> [Directions for this task]:
Without the images, write out all of the following entries exactly.

> [Data records for software interfaces]:
Segment Open
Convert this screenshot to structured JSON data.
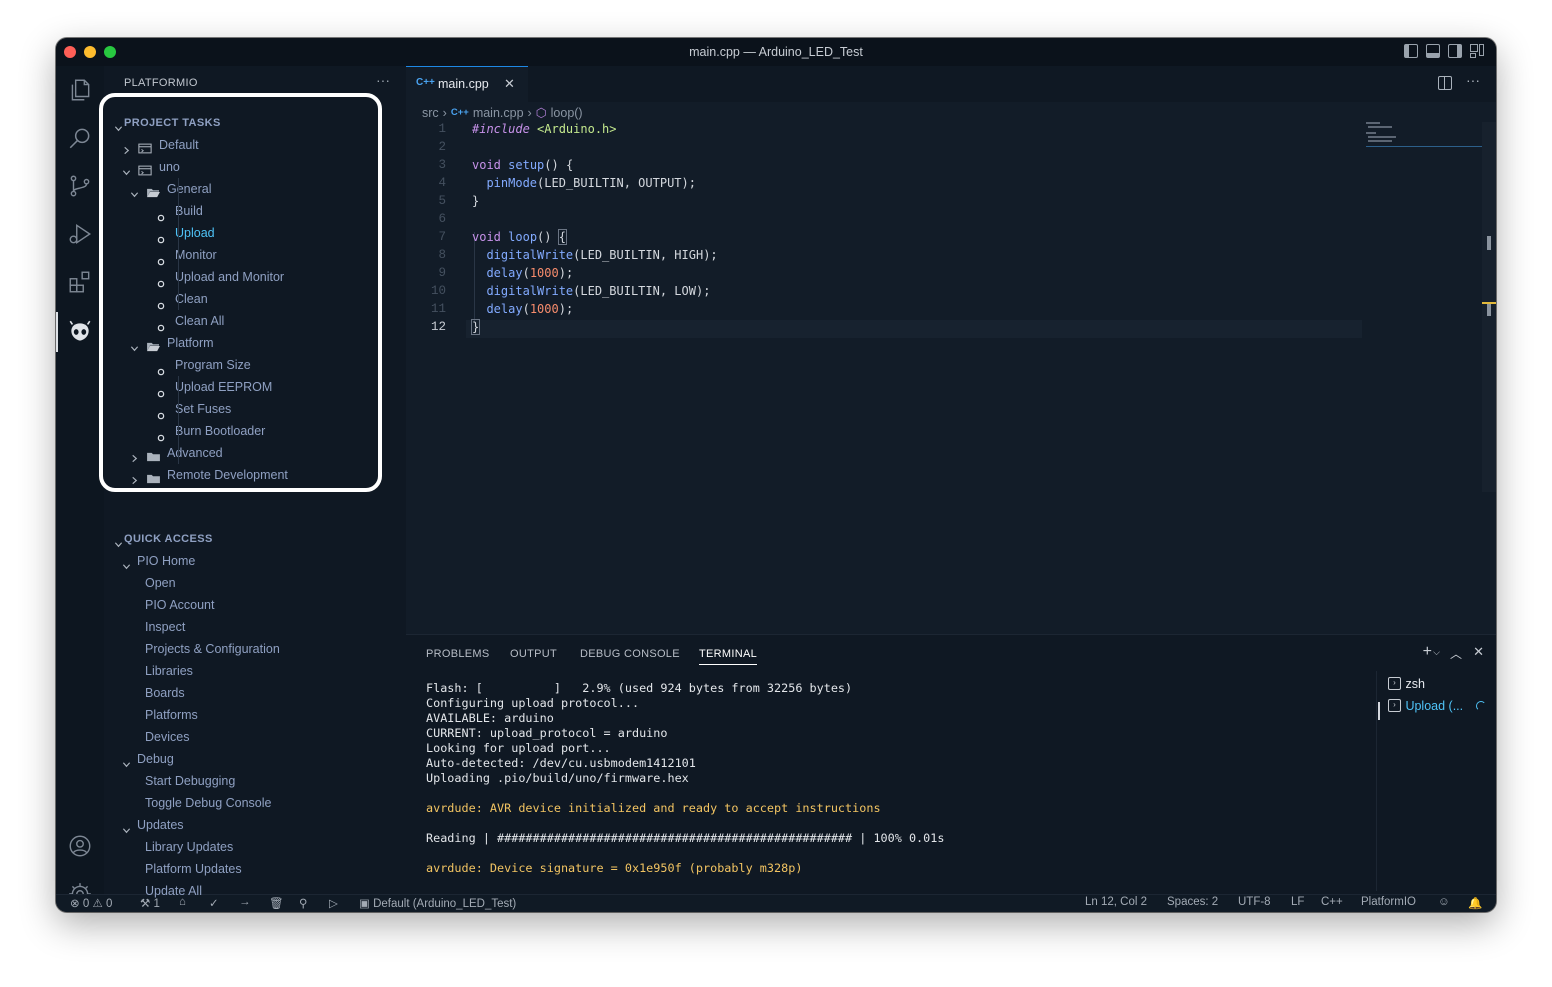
{
  "window": {
    "title": "main.cpp — Arduino_LED_Test"
  },
  "sidebar": {
    "header": "PLATFORMIO",
    "more": "···",
    "project_tasks": {
      "label": "PROJECT TASKS",
      "default_env": "Default",
      "uno_env": "uno",
      "general": {
        "label": "General",
        "items": [
          "Build",
          "Upload",
          "Monitor",
          "Upload and Monitor",
          "Clean",
          "Clean All"
        ]
      },
      "platform": {
        "label": "Platform",
        "items": [
          "Program Size",
          "Upload EEPROM",
          "Set Fuses",
          "Burn Bootloader"
        ]
      },
      "advanced": "Advanced",
      "remote": "Remote Development"
    },
    "quick_access": {
      "label": "QUICK ACCESS",
      "pio_home": {
        "label": "PIO Home",
        "items": [
          "Open",
          "PIO Account",
          "Inspect",
          "Projects & Configuration",
          "Libraries",
          "Boards",
          "Platforms",
          "Devices"
        ]
      },
      "debug": {
        "label": "Debug",
        "items": [
          "Start Debugging",
          "Toggle Debug Console"
        ]
      },
      "updates": {
        "label": "Updates",
        "items": [
          "Library Updates",
          "Platform Updates",
          "Update All"
        ]
      }
    }
  },
  "editor": {
    "tab": {
      "lang": "C++",
      "label": "main.cpp",
      "close": "✕"
    },
    "breadcrumb": [
      "src",
      "main.cpp",
      "loop()"
    ],
    "lines": [
      "1",
      "2",
      "3",
      "4",
      "5",
      "6",
      "7",
      "8",
      "9",
      "10",
      "11",
      "12"
    ]
  },
  "panel": {
    "tabs": [
      "PROBLEMS",
      "OUTPUT",
      "DEBUG CONSOLE",
      "TERMINAL"
    ],
    "active_tab": "TERMINAL",
    "terminals": [
      "zsh",
      "Upload (..."
    ],
    "terminal_lines": [
      "Flash: [          ]   2.9% (used 924 bytes from 32256 bytes)",
      "Configuring upload protocol...",
      "AVAILABLE: arduino",
      "CURRENT: upload_protocol = arduino",
      "Looking for upload port...",
      "Auto-detected: /dev/cu.usbmodem1412101",
      "Uploading .pio/build/uno/firmware.hex",
      "avrdude: AVR device initialized and ready to accept instructions",
      "Reading | ################################################## | 100% 0.01s",
      "avrdude: Device signature = 0x1e950f (probably m328p)"
    ]
  },
  "statusbar": {
    "errors": "0",
    "warnings": "0",
    "remote_count": "1",
    "env": "Default (Arduino_LED_Test)",
    "position": "Ln 12, Col 2",
    "spaces": "Spaces: 2",
    "encoding": "UTF-8",
    "eol": "LF",
    "language": "C++",
    "platformio": "PlatformIO"
  },
  "colors": {
    "accent": "#1e88e5",
    "highlight_item": "#4fc3f7",
    "terminal_warning": "#f2c462",
    "window_bg": "#101a25"
  }
}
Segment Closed
> [Reply]:
Convert this screenshot to structured JSON data.
{
  "window": {
    "title": "main.cpp — Arduino_LED_Test"
  },
  "sidebar": {
    "header": "PLATFORMIO",
    "more": "···",
    "project_tasks": {
      "label": "PROJECT TASKS",
      "default_env": "Default",
      "uno_env": "uno",
      "general": {
        "label": "General",
        "items": [
          "Build",
          "Upload",
          "Monitor",
          "Upload and Monitor",
          "Clean",
          "Clean All"
        ]
      },
      "platform": {
        "label": "Platform",
        "items": [
          "Program Size",
          "Upload EEPROM",
          "Set Fuses",
          "Burn Bootloader"
        ]
      },
      "advanced": "Advanced",
      "remote": "Remote Development"
    },
    "quick_access": {
      "label": "QUICK ACCESS",
      "pio_home": {
        "label": "PIO Home",
        "items": [
          "Open",
          "PIO Account",
          "Inspect",
          "Projects & Configuration",
          "Libraries",
          "Boards",
          "Platforms",
          "Devices"
        ]
      },
      "debug": {
        "label": "Debug",
        "items": [
          "Start Debugging",
          "Toggle Debug Console"
        ]
      },
      "updates": {
        "label": "Updates",
        "items": [
          "Library Updates",
          "Platform Updates",
          "Update All"
        ]
      }
    }
  },
  "editor": {
    "tab": {
      "lang": "C++",
      "label": "main.cpp",
      "close": "✕"
    },
    "breadcrumb": [
      "src",
      "main.cpp",
      "loop()"
    ],
    "lines": [
      "1",
      "2",
      "3",
      "4",
      "5",
      "6",
      "7",
      "8",
      "9",
      "10",
      "11",
      "12"
    ]
  },
  "panel": {
    "tabs": [
      "PROBLEMS",
      "OUTPUT",
      "DEBUG CONSOLE",
      "TERMINAL"
    ],
    "active_tab": "TERMINAL",
    "terminals": [
      "zsh",
      "Upload (..."
    ],
    "terminal_lines": [
      "Flash: [          ]   2.9% (used 924 bytes from 32256 bytes)",
      "Configuring upload protocol...",
      "AVAILABLE: arduino",
      "CURRENT: upload_protocol = arduino",
      "Looking for upload port...",
      "Auto-detected: /dev/cu.usbmodem1412101",
      "Uploading .pio/build/uno/firmware.hex",
      "avrdude: AVR device initialized and ready to accept instructions",
      "Reading | ################################################## | 100% 0.01s",
      "avrdude: Device signature = 0x1e950f (probably m328p)"
    ]
  },
  "statusbar": {
    "errors": "0",
    "warnings": "0",
    "remote_count": "1",
    "env": "Default (Arduino_LED_Test)",
    "position": "Ln 12, Col 2",
    "spaces": "Spaces: 2",
    "encoding": "UTF-8",
    "eol": "LF",
    "language": "C++",
    "platformio": "PlatformIO"
  },
  "colors": {
    "accent": "#1e88e5",
    "highlight_item": "#4fc3f7",
    "terminal_warning": "#f2c462",
    "window_bg": "#101a25"
  }
}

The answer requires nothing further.